In the past year, many retailers have improved their financial standing or disappeared from the landscape altogether. Instead, landlords now face a new trend in negotiations; healthy tenants are asking for permanent changes to their leases in exchange for signing longer contracts or for giving up restrictive clauses.

It’s a different dynamic from last year. Then, most requests for changes came from retailers on the edge of financial ruin. Such tenants had little to offer landlords and instead needed relief in bids to ward off store closures, bankruptcies and liquidations, says Rick Burke, founder of Lease Administration Solutions, a Marblehead, Mass.-based lease administration and auditing firm, and founding member of the National Retail Tenants Association.

Those sorts of requests have subsided. For instance, J. Scott Fawcett, president of Marinita Development Co., a Newport Beach, Calif.-based development firm with a portfolio of about 15 grocery-anchored shopping centers, notes that he has received just one rent relief request in the past few months, from a dry cleaning business he believes is not being run properly. By contrast, at this time last year, Marinita received rent relief requests at least once a week and granted temporarily concessions in about 50 percent of the cases. Executives from retail REITs have also noted that they’ve seen a dramatic cutback in tenants asking for rent reductions and deferments.

Today, the requests that do come are much more likely to be from healthy national players who see an opportunity to work out a mutually beneficial deal with the center’s owner.
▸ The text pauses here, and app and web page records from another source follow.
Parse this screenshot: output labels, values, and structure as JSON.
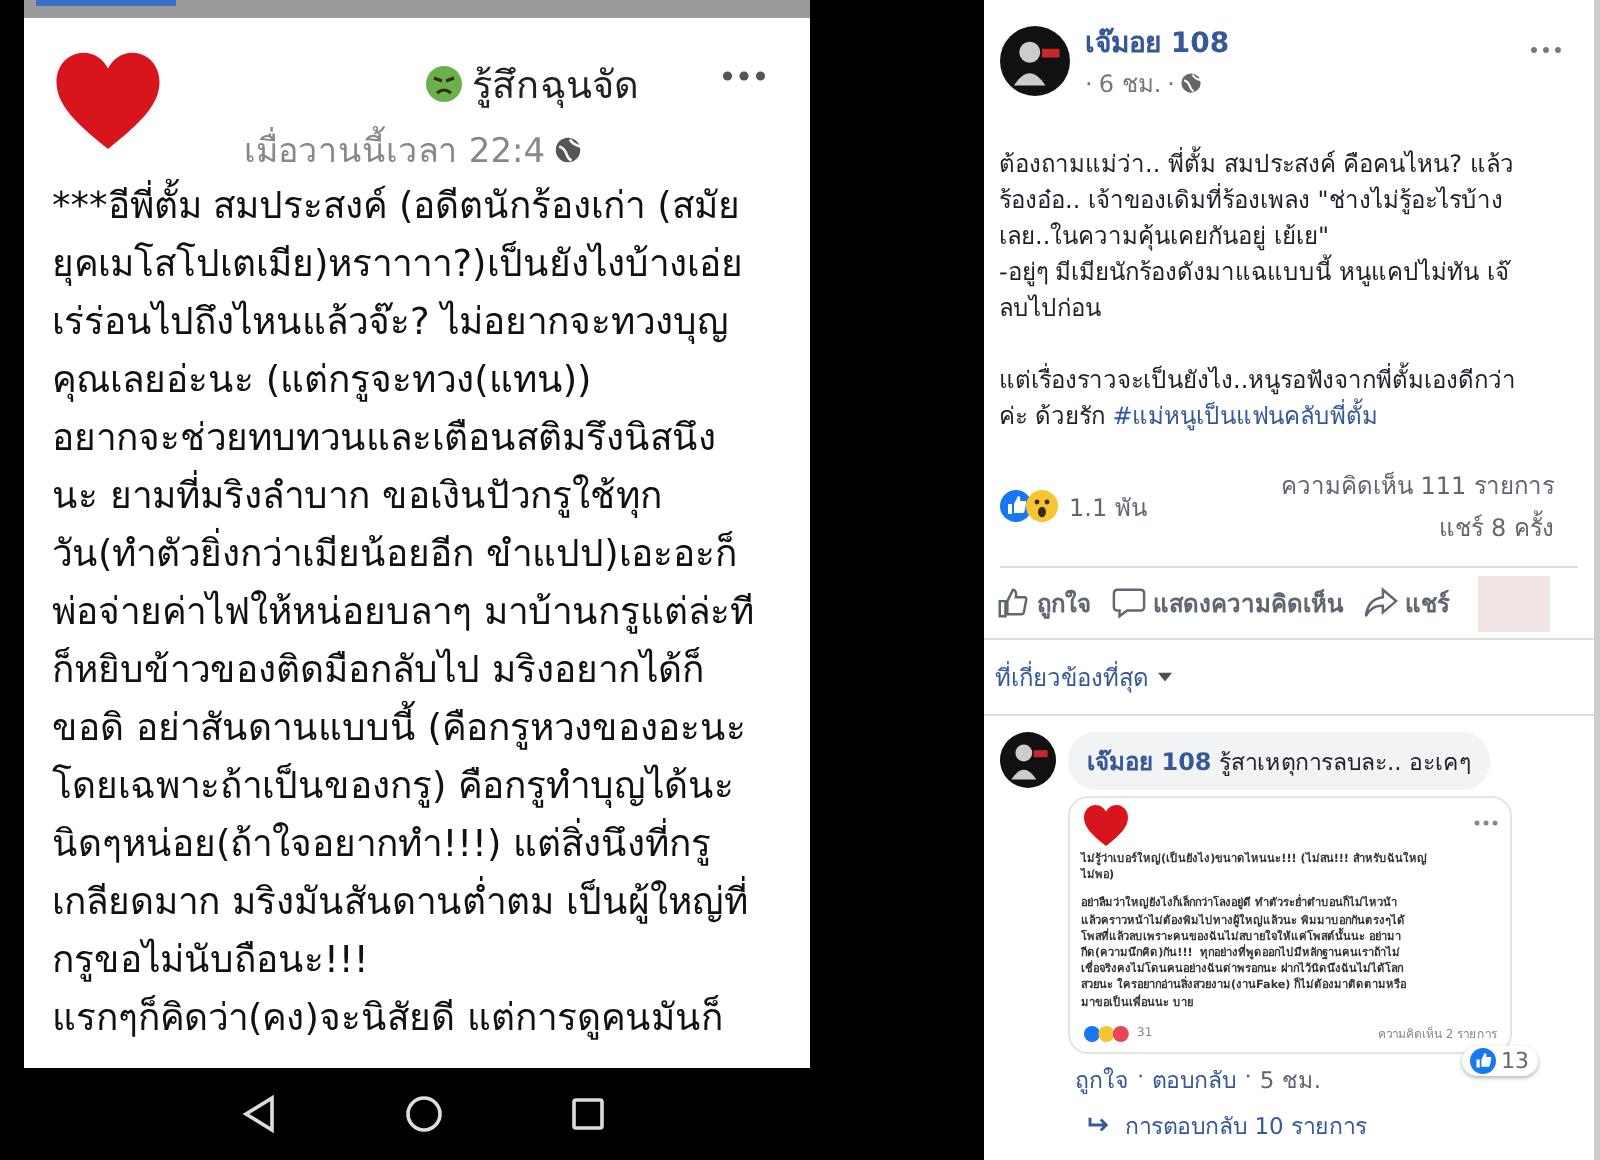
{
  "phone_post": {
    "feeling": "รู้สึกฉุนจัด",
    "time": "เมื่อวานนี้เวลา 22:4",
    "paragraphs": [
      "***อีพี่ตั้ม สมประสงค์ (อดีตนักร้องเก่า (สมัย\nยุคเมโสโปเตเมีย)หราาาา?)เป็นยังไงบ้างเอ่ย\nเร่ร่อนไปถึงไหนแล้วจ๊ะ? ไม่อยากจะทวงบุญ\nคุณเลยอ่ะนะ (แต่กรูจะทวง(แทน))\nอยากจะช่วยทบทวนและเตือนสติมรึงนิสนึง\nนะ ยามที่มริงลำบาก ขอเงินปัวกรูใช้ทุก\nวัน(ทำตัวยิ่งกว่าเมียน้อยอีก ขำแปป)เอะอะก็\nพ่อจ่ายค่าไฟให้หน่อยบลาๆ มาบ้านกรูแต่ล่ะที\nก็หยิบข้าวของติดมือกลับไป มริงอยากได้ก็\nขอดิ อย่าสันดานแบบนี้ (คือกรูหวงของอะนะ\nโดยเฉพาะถ้าเป็นของกรู) คือกรูทำบุญได้นะ\nนิดๆหน่อย(ถ้าใจอยากทำ!!!) แต่สิ่งนึงที่กรู\nเกลียดมาก มริงมันสันดานต่ำตม เป็นผู้ใหญ่ที่\nกรูขอไม่นับถือนะ!!!",
      "แรกๆก็คิดว่า(คง)จะนิสัยดี แต่การดูคนมันก็"
    ]
  },
  "post": {
    "author": "เจ๊มอย 108",
    "separator": "·",
    "time": "6 ชม.",
    "paragraphs": [
      "ต้องถามแม่ว่า.. พี่ตั้ม สมประสงค์ คือคนไหน? แล้ว\nร้องอ๋อ.. เจ้าของเดิมที่ร้องเพลง \"ช่างไม่รู้อะไรบ้าง\nเลย..ในความคุ้นเคยกันอยู่ เย้เย\"\n-อยู่ๆ มีเมียนักร้องดังมาแฉแบบนี้ หนูแคปไม่ทัน เจ๊\nลบไปก่อน",
      "แต่เรื่องราวจะเป็นยังไง..หนูรอฟังจากพี่ตั้มเองดีกว่า\nค่ะ ด้วยรัก "
    ],
    "hashtag": "#แม่หนูเป็นแฟนคลับพี่ตั้ม",
    "reaction_count": "1.1 พัน",
    "comments": "ความคิดเห็น 111 รายการ",
    "shares": "แชร์ 8 ครั้ง",
    "actions": [
      {
        "kind": "like",
        "label": "ถูกใจ"
      },
      {
        "kind": "comment",
        "label": "แสดงความคิดเห็น"
      },
      {
        "kind": "share",
        "label": "แชร์"
      }
    ]
  },
  "sort": "ที่เกี่ยวข้องที่สุด",
  "comment": {
    "author": "เจ๊มอย 108",
    "text": "รู้สาเหตุการลบละ.. อะเคๆ",
    "screenshot": {
      "paragraphs": [
        "ไม่รู้ว่าเบอร์ใหญ่(เป็นยังไง)ขนาดไหนนะ!!! (ไม่สน!!! สำหรับฉันใหญ่\nไม่พอ)",
        "อย่าลืมว่าใหญ่ยังไงก็เล็กกว่าโลงอยู่ดี ทำตัวระย่ำตำบอนก็ไม่ไหวน้า\nแล้วคราวหน้าไม่ต้องพิมไปทางผู้ใหญ่แล้วนะ พิมมาบอกกันตรงๆได้\nโพสที่แล้วลบเพราะคนของฉันไม่สบายใจให้แค่โพสต์นั้นนะ อย่ามา\nกีด(ความนึกคิด)กัน!!!  ทุกอย่างที่พูดออกไปมีหลักฐานคนเราถ้าไม่\nเชื่อจริงคงไม่โดนคนอย่างฉันด่าพรอกนะ ฝากไว้นิดนึงฉันไม่ได้โลก\nสวยนะ ใครอยากอ่านสิ่งสวยงาม(งานFake) ก็ไม่ต้องมาติดตามหรือ\nมาขอเป็นเพื่อนนะ บาย"
      ],
      "reaction_count": "31",
      "comments": "ความคิดเห็น 2 รายการ"
    },
    "like_count": "13",
    "actions": [
      "ถูกใจ",
      "ตอบกลับ"
    ],
    "separator": "·",
    "time": "5 ชม.",
    "replies": "การตอบกลับ 10 รายการ"
  }
}
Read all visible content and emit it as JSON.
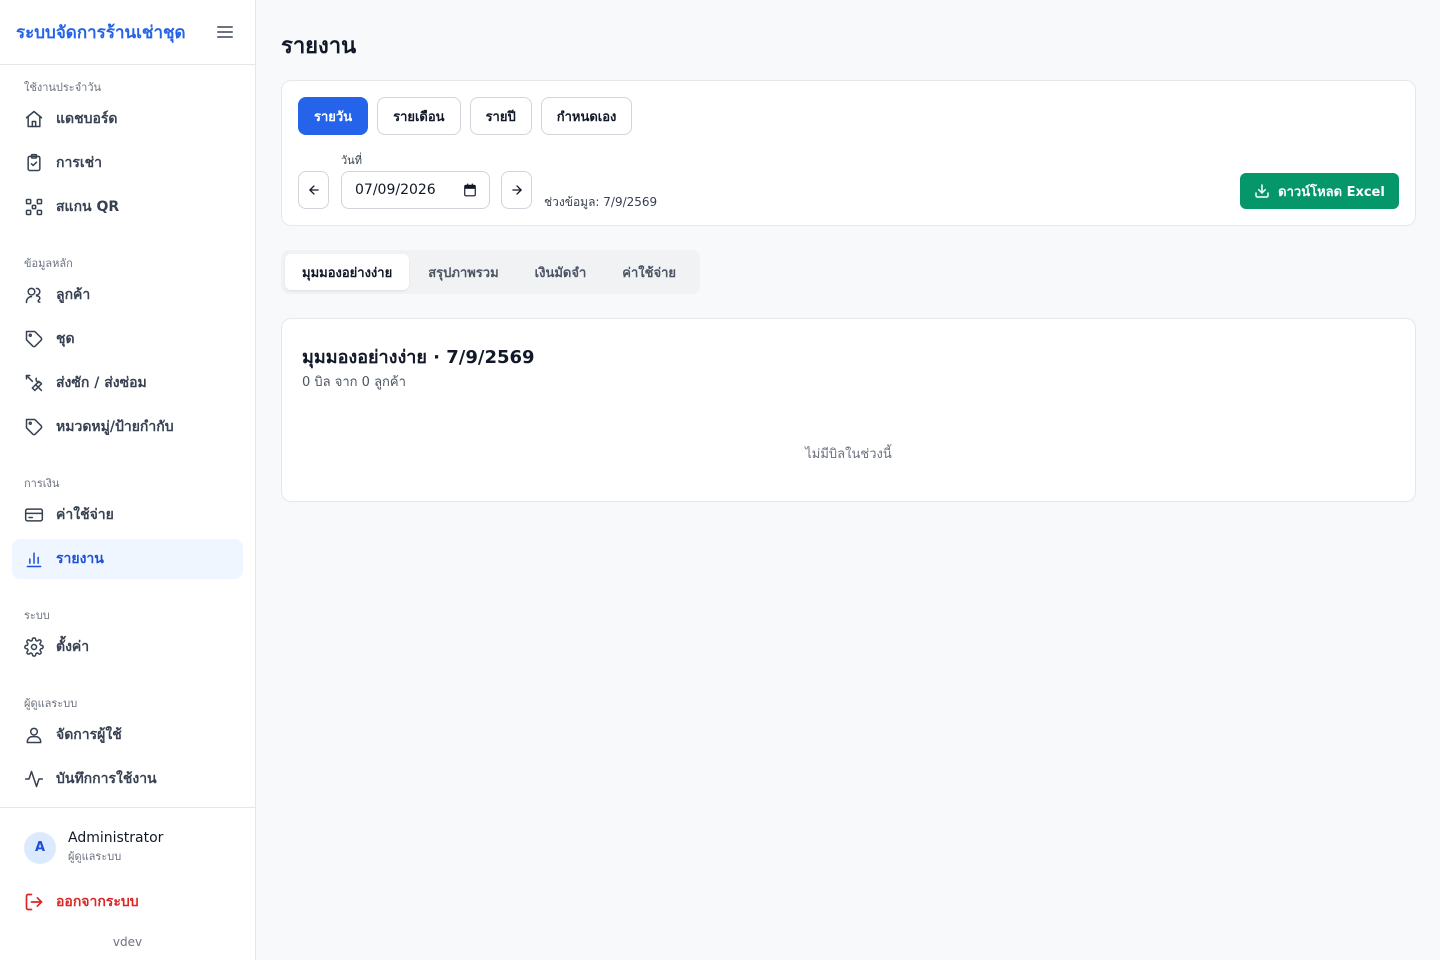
{
  "app": {
    "title": "ระบบจัดการร้านเช่าชุด"
  },
  "sidebar": {
    "sections": [
      {
        "label": "ใช้งานประจำวัน",
        "items": [
          {
            "label": "แดชบอร์ด",
            "icon": "home-icon"
          },
          {
            "label": "การเช่า",
            "icon": "clipboard-check-icon"
          },
          {
            "label": "สแกน QR",
            "icon": "qr-scan-icon"
          }
        ]
      },
      {
        "label": "ข้อมูลหลัก",
        "items": [
          {
            "label": "ลูกค้า",
            "icon": "users-icon"
          },
          {
            "label": "ชุด",
            "icon": "tag-icon"
          },
          {
            "label": "ส่งซัก / ส่งซ่อม",
            "icon": "tools-icon"
          },
          {
            "label": "หมวดหมู่/ป้ายกำกับ",
            "icon": "tag-icon"
          }
        ]
      },
      {
        "label": "การเงิน",
        "items": [
          {
            "label": "ค่าใช้จ่าย",
            "icon": "credit-card-icon"
          },
          {
            "label": "รายงาน",
            "icon": "bar-chart-icon",
            "active": true
          }
        ]
      },
      {
        "label": "ระบบ",
        "items": [
          {
            "label": "ตั้งค่า",
            "icon": "gear-icon"
          }
        ]
      },
      {
        "label": "ผู้ดูแลระบบ",
        "items": [
          {
            "label": "จัดการผู้ใช้",
            "icon": "user-icon"
          },
          {
            "label": "บันทึกการใช้งาน",
            "icon": "activity-icon"
          }
        ]
      }
    ],
    "user": {
      "initial": "A",
      "name": "Administrator",
      "role": "ผู้ดูแลระบบ"
    },
    "logout_label": "ออกจากระบบ",
    "version": "vdev"
  },
  "page": {
    "title": "รายงาน"
  },
  "filters": {
    "periods": [
      "รายวัน",
      "รายเดือน",
      "รายปี",
      "กำหนดเอง"
    ],
    "active_period": "รายวัน",
    "date_label": "วันที่",
    "date_value": "07/09/2026",
    "range_text": "ช่วงข้อมูล: 7/9/2569",
    "download_label": "ดาวน์โหลด Excel"
  },
  "tabs": {
    "items": [
      "มุมมองอย่างง่าย",
      "สรุปภาพรวม",
      "เงินมัดจำ",
      "ค่าใช้จ่าย"
    ],
    "active": "มุมมองอย่างง่าย"
  },
  "result": {
    "title": "มุมมองอย่างง่าย · 7/9/2569",
    "subtitle": "0 บิล จาก 0 ลูกค้า",
    "empty_message": "ไม่มีบิลในช่วงนี้"
  },
  "colors": {
    "primary": "#2563eb",
    "success": "#059669",
    "danger": "#dc2626"
  }
}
“The stage of it being a major crisis is slowly dissipating,” Burke notes. “You don’t have that ‘We are going to have rent reductions or we are going out of business’ mentality anymore. There is more optimism in the market, so you can’t cry poverty as much. You need to come to the table with some strategies, some leverage.”

Among the best options tenants can offer landlords right now is a lease extension, according to Michael Jackowitz, principal and New York director with Reduce Your Rent LLC, a nationwide rent reduction consultancy. With vacancy rates at record highs and many owners facing upcoming mortgage maturities, ensuring a healthy tenant is locked in for a few more years makes refinancing more viable, Jackowitz notes. But even those landlords who don’t have loans coming due know that a longer lease might be a fair exchange for more affordable lease terms, givens that rents continue to trend down.

Jackowitz brings up a client Reduce Your Rent recently represented in Long Island City, N.Y. The retailer had a lease for a warehouse/showroom space that was scheduled to expire in February of 2014. After the tenant agreed to enter into a new lease, with an expiration date in 2019, the landlord agreed to a 20 percent reduction in rent. According to Jackowitz, “everyone was happy. The landlord has obviously taken a hit, but locking this tenant in stabilized the asset.”

Some tenants might also be willing to give up co-tenancy clauses or offer their landlords more personal or corporate guarantees if they’d like to get a reduction in their long-term occupancy costs. The hitch, according to Jackowitz, is that these kinds of arrangements are viable only in those cases where the tenant signed the original lease prior to September of 2008, when the real estate market began its freefall.

“I don’t think any new leases will have a basis for restructuring because those were done on a completely different set of assumptions,” he says.

—Elaine Misonzhnik

An ACRES Real Estate Services, Inc. Company